* _Goal of the exercise_
Only the number is wanted: how many lines in the material below contain "icon".

* _Extracted records_
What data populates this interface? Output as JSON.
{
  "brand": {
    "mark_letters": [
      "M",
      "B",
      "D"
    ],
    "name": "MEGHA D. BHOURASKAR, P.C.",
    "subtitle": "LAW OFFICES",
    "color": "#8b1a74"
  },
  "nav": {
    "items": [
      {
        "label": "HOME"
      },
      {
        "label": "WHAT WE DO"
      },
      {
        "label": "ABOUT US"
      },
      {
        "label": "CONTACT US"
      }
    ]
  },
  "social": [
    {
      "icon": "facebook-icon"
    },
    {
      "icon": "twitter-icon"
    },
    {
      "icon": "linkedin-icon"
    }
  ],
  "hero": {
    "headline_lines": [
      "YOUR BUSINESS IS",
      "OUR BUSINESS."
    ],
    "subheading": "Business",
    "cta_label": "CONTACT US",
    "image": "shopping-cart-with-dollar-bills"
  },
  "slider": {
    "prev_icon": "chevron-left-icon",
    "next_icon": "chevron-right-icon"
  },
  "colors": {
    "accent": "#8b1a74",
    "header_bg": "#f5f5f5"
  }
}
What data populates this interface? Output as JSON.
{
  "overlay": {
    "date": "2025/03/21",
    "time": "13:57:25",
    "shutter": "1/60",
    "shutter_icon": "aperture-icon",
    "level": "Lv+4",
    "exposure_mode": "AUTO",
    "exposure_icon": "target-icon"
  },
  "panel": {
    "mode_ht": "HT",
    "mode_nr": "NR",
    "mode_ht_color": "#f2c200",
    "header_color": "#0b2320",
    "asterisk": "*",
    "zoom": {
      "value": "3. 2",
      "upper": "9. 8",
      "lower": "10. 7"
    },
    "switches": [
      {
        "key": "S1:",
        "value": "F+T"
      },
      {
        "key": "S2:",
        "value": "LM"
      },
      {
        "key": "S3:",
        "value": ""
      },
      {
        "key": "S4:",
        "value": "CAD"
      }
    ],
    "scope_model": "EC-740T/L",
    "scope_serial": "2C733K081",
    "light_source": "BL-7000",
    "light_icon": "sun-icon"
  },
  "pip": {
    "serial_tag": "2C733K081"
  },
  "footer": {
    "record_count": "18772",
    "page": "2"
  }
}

* _Problem solution_
8